● Source material
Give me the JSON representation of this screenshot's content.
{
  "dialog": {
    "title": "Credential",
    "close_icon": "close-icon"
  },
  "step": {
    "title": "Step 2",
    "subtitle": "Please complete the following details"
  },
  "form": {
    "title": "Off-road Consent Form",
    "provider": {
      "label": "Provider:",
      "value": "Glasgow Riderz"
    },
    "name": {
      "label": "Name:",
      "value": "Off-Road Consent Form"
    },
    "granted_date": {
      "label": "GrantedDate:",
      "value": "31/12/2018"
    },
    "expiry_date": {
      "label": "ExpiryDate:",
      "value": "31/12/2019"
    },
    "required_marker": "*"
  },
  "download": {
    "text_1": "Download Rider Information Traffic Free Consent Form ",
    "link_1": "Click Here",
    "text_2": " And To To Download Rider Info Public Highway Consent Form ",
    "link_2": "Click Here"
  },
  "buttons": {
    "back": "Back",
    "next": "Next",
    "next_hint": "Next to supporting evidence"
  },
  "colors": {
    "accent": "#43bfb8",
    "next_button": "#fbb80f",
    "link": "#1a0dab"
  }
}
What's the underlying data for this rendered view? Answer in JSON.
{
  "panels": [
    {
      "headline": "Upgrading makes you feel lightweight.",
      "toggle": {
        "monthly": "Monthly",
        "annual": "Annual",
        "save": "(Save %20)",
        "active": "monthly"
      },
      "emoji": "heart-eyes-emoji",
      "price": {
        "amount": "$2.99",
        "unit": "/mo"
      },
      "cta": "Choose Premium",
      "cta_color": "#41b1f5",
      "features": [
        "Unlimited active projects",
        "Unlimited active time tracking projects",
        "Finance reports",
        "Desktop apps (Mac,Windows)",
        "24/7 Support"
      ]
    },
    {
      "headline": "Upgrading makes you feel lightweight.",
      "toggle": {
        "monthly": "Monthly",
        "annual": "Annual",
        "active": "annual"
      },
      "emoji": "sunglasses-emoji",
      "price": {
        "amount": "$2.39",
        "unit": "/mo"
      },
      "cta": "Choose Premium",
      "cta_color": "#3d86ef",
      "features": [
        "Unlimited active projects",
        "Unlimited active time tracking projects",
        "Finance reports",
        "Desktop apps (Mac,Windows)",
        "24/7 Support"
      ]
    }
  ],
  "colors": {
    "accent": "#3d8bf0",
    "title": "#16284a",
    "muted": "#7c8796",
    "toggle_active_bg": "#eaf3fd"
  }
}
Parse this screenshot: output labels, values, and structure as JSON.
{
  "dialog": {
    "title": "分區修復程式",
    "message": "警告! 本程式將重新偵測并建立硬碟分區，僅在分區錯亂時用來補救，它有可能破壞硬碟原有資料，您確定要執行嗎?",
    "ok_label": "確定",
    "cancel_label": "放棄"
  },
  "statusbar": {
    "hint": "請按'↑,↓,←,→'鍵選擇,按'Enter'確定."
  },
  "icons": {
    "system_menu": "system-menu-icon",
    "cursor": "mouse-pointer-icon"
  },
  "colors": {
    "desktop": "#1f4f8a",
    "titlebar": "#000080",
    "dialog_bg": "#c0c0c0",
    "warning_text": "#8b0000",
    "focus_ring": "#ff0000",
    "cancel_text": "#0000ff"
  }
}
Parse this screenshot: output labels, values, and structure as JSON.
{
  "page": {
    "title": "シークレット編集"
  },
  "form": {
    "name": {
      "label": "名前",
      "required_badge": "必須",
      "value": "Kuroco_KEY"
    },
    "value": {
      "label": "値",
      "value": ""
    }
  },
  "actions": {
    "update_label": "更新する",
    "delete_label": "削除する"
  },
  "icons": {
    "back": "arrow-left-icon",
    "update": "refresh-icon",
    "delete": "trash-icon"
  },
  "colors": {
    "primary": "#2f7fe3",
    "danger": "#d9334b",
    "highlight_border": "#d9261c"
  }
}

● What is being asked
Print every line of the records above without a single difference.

● Task answer
Give me the JSON representation of this screenshot's content.
{
  "dialog": {
    "title": "Credential",
    "close_icon": "close-icon"
  },
  "step": {
    "title": "Step 2",
    "subtitle": "Please complete the following details"
  },
  "form": {
    "title": "Off-road Consent Form",
    "provider": {
      "label": "Provider:",
      "value": "Glasgow Riderz"
    },
    "name": {
      "label": "Name:",
      "value": "Off-Road Consent Form"
    },
    "granted_date": {
      "label": "GrantedDate:",
      "value": "31/12/2018"
    },
    "expiry_date": {
      "label": "ExpiryDate:",
      "value": "31/12/2019"
    },
    "required_marker": "*"
  },
  "download": {
    "text_1": "Download Rider Information Traffic Free Consent Form ",
    "link_1": "Click Here",
    "text_2": " And To To Download Rider Info Public Highway Consent Form ",
    "link_2": "Click Here"
  },
  "buttons": {
    "back": "Back",
    "next": "Next",
    "next_hint": "Next to supporting evidence"
  },
  "colors": {
    "accent": "#43bfb8",
    "next_button": "#fbb80f",
    "link": "#1a0dab"
  }
}
What's the underlying data for this rendered view? Answer in JSON.
{
  "panels": [
    {
      "headline": "Upgrading makes you feel lightweight.",
      "toggle": {
        "monthly": "Monthly",
        "annual": "Annual",
        "save": "(Save %20)",
        "active": "monthly"
      },
      "emoji": "heart-eyes-emoji",
      "price": {
        "amount": "$2.99",
        "unit": "/mo"
      },
      "cta": "Choose Premium",
      "cta_color": "#41b1f5",
      "features": [
        "Unlimited active projects",
        "Unlimited active time tracking projects",
        "Finance reports",
        "Desktop apps (Mac,Windows)",
        "24/7 Support"
      ]
    },
    {
      "headline": "Upgrading makes you feel lightweight.",
      "toggle": {
        "monthly": "Monthly",
        "annual": "Annual",
        "active": "annual"
      },
      "emoji": "sunglasses-emoji",
      "price": {
        "amount": "$2.39",
        "unit": "/mo"
      },
      "cta": "Choose Premium",
      "cta_color": "#3d86ef",
      "features": [
        "Unlimited active projects",
        "Unlimited active time tracking projects",
        "Finance reports",
        "Desktop apps (Mac,Windows)",
        "24/7 Support"
      ]
    }
  ],
  "colors": {
    "accent": "#3d8bf0",
    "title": "#16284a",
    "muted": "#7c8796",
    "toggle_active_bg": "#eaf3fd"
  }
}
Parse this screenshot: output labels, values, and structure as JSON.
{
  "dialog": {
    "title": "分區修復程式",
    "message": "警告! 本程式將重新偵測并建立硬碟分區，僅在分區錯亂時用來補救，它有可能破壞硬碟原有資料，您確定要執行嗎?",
    "ok_label": "確定",
    "cancel_label": "放棄"
  },
  "statusbar": {
    "hint": "請按'↑,↓,←,→'鍵選擇,按'Enter'確定."
  },
  "icons": {
    "system_menu": "system-menu-icon",
    "cursor": "mouse-pointer-icon"
  },
  "colors": {
    "desktop": "#1f4f8a",
    "titlebar": "#000080",
    "dialog_bg": "#c0c0c0",
    "warning_text": "#8b0000",
    "focus_ring": "#ff0000",
    "cancel_text": "#0000ff"
  }
}
Parse this screenshot: output labels, values, and structure as JSON.
{
  "page": {
    "title": "シークレット編集"
  },
  "form": {
    "name": {
      "label": "名前",
      "required_badge": "必須",
      "value": "Kuroco_KEY"
    },
    "value": {
      "label": "値",
      "value": ""
    }
  },
  "actions": {
    "update_label": "更新する",
    "delete_label": "削除する"
  },
  "icons": {
    "back": "arrow-left-icon",
    "update": "refresh-icon",
    "delete": "trash-icon"
  },
  "colors": {
    "primary": "#2f7fe3",
    "danger": "#d9334b",
    "highlight_border": "#d9261c"
  }
}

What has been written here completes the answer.